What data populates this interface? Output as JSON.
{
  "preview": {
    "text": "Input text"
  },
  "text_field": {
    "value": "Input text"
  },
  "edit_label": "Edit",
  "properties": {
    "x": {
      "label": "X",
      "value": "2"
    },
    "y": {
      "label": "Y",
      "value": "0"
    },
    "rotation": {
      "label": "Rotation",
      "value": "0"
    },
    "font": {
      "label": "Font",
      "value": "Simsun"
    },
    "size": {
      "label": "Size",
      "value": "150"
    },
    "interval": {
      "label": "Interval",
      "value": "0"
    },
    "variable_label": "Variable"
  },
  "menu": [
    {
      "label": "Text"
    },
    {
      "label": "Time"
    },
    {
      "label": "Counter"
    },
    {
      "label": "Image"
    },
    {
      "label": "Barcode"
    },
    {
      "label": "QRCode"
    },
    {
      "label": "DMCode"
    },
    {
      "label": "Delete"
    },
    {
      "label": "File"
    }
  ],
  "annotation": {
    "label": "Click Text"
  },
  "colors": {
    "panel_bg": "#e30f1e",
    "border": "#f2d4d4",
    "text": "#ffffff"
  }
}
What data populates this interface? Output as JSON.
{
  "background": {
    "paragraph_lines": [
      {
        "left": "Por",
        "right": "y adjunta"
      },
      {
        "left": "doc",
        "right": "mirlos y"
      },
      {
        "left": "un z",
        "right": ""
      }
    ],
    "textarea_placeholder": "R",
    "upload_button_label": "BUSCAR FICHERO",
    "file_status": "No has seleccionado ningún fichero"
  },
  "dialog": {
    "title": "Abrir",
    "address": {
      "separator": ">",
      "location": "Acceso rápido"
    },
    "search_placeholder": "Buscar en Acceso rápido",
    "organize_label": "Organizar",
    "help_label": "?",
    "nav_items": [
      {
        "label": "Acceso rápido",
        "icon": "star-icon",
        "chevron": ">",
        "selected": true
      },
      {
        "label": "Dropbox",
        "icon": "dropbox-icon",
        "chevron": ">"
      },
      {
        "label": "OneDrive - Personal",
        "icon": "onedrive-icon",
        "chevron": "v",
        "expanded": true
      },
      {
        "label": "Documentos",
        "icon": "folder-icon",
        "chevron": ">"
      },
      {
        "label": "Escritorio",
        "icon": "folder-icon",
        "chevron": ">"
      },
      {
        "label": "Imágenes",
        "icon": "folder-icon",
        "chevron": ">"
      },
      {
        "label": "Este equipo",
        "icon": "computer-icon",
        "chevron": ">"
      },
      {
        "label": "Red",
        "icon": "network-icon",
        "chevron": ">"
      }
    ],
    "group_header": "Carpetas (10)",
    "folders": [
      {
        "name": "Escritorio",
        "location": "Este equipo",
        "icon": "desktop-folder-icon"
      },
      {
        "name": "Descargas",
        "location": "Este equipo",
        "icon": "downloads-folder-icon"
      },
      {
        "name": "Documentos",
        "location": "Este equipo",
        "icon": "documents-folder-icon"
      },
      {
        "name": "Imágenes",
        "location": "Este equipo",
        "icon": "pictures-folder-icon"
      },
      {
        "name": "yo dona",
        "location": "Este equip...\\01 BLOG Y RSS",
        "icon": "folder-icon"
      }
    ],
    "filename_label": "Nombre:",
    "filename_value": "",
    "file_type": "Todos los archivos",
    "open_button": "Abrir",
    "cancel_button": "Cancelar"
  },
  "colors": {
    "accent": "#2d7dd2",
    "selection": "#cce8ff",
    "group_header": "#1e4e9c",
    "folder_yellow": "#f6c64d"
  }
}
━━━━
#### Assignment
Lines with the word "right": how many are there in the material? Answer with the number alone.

#### Written solution
3